Images of Jews in Spanish medieval art serve several purposes. Clearly they are stand-ins for the contemporaries of Jesus, just as the synagogues in the paintings are stand-ins for the Temple. But many figures also appear to be faithful portraits of individuals, whose stereotypically ruddy features contrast with the idealized images of Jesus, Mary, and the saints, making the latter look all the more holy in comparison. The red, unkempt locks and long beards worn by Jews in the retablos were considered signs of evil, but also reflected contemporary reality, namely sumptuary laws passed in 1412, which mandated that Jews had to let their hair grow wild. In the exhibition catalogue, Mann suggests that one reason the laws were passed is that in fact the Catholic and Jewish populations looked so much alike.
In December I went to hear Mann speak on this subject at a conference, “The Jews of Spain: Past and Present,” sponsored by the American Sephardi Federation/Sephardic House. Representatives sent by city halls and tourist offices in towns across Spain, where Jewish cultural tourism has been growing steadily, were in the audience. In many cases, however, the historical evidence far surpasses the material traces of the Jewish presence. Indeed, last month, some towns along the Ruta de Sefarad discussed standardizing their offerings and ways to promote them: charming inns in former juderías, signage reflecting the Jewish presence of yore, knowledgeable tour guides, restaurants serving Jewish-style food. In Segovia, for example, you can dine at El Fogón Sephardí, in case you’d rather skip the city’s famous suckling pig, after you visit the “Centro Didáctico” in the judería.

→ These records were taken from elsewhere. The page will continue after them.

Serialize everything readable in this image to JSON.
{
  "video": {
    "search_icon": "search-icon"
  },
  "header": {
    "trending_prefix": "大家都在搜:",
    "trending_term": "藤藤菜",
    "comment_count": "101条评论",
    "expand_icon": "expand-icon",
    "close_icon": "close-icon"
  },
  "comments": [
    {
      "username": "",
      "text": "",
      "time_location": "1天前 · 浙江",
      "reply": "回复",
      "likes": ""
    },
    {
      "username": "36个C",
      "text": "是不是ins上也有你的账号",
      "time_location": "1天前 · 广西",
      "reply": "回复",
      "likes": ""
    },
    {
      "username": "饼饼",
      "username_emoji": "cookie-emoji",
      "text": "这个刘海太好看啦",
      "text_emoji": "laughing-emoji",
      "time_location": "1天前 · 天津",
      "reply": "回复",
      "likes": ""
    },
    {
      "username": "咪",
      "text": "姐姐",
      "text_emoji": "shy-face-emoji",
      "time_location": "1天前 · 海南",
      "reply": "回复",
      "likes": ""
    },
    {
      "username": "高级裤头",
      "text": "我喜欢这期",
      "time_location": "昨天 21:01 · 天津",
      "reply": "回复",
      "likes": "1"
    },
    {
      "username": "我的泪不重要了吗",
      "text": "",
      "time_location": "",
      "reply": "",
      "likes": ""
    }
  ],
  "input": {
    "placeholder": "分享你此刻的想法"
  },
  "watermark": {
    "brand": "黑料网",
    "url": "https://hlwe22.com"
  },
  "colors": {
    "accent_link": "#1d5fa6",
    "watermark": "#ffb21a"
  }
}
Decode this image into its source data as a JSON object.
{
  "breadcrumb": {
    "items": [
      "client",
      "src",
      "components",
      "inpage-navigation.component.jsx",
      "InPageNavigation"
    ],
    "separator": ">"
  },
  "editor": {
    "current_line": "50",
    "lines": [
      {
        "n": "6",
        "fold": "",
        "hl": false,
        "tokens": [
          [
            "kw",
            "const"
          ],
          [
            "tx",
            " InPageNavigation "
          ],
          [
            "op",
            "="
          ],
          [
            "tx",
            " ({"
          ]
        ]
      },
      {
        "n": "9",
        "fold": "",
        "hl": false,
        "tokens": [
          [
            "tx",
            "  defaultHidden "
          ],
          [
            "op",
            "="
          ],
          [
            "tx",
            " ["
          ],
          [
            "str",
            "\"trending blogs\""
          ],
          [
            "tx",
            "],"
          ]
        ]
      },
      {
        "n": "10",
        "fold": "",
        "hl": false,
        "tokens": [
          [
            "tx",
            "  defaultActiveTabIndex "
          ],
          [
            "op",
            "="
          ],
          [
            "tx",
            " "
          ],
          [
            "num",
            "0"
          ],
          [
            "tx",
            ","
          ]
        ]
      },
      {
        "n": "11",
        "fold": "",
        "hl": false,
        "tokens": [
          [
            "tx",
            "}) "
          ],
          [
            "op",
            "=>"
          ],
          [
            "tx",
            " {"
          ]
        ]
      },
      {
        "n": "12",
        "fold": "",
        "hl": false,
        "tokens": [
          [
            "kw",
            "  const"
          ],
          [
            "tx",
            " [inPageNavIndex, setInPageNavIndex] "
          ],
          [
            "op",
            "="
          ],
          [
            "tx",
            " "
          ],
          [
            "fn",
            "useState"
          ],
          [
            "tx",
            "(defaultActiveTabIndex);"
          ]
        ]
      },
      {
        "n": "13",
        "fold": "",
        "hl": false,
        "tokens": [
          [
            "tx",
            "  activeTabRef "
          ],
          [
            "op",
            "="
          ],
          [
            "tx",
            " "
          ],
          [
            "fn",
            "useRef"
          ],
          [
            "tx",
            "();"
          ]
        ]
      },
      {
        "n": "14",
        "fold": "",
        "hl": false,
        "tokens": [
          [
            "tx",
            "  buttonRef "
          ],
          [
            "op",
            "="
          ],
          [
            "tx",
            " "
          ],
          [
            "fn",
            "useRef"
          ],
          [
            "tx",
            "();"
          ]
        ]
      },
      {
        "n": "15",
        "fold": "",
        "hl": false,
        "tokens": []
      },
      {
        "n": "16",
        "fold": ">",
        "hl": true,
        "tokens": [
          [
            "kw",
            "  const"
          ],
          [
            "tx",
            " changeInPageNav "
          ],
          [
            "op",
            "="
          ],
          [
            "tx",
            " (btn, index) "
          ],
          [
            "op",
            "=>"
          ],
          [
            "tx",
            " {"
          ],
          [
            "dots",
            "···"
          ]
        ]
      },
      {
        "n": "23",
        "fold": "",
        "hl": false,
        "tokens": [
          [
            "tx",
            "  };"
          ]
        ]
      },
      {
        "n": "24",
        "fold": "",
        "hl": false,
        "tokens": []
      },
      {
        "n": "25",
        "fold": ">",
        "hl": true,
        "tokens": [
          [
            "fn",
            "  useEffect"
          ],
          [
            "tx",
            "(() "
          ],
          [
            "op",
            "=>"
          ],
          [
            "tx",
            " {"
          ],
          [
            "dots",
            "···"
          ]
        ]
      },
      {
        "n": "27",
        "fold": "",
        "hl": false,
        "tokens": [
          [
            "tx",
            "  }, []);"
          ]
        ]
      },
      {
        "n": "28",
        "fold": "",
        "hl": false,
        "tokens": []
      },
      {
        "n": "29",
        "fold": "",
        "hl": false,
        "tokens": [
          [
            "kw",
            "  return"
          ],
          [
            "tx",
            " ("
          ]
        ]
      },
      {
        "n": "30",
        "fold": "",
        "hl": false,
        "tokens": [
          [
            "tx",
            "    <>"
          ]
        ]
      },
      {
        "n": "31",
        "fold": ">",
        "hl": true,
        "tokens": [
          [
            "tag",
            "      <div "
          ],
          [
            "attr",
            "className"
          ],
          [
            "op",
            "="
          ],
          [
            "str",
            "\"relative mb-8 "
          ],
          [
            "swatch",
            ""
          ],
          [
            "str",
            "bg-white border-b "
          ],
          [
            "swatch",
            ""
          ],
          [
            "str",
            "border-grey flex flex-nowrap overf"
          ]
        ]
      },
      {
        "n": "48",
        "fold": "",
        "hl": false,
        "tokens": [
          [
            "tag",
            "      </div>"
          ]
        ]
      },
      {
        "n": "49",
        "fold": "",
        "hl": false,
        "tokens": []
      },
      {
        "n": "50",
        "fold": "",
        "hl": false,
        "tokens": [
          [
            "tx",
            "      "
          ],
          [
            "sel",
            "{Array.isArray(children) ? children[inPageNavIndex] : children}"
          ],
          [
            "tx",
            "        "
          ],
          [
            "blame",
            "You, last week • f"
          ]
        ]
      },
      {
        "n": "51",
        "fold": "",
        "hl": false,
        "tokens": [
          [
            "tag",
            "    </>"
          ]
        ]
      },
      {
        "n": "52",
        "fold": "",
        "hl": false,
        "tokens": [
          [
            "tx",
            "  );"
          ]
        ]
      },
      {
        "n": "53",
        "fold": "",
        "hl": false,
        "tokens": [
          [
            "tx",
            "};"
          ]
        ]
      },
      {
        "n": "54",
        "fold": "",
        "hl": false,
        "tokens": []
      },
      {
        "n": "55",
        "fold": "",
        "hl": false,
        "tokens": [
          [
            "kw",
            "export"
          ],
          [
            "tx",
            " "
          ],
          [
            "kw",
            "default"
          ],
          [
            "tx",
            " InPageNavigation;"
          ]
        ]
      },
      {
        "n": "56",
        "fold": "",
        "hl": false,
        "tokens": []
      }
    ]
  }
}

Also, according to a report in the local paper last month, the city government is working to market the Jewish cemetery as a “first-class” tourist attraction.
So far, Mann says, there are no travel plans for “Uneasy Communion.” But it would be an interesting project for a Spanish museum—or a Jewish one.
Robin Cembalest is the executive editor of ARTnews.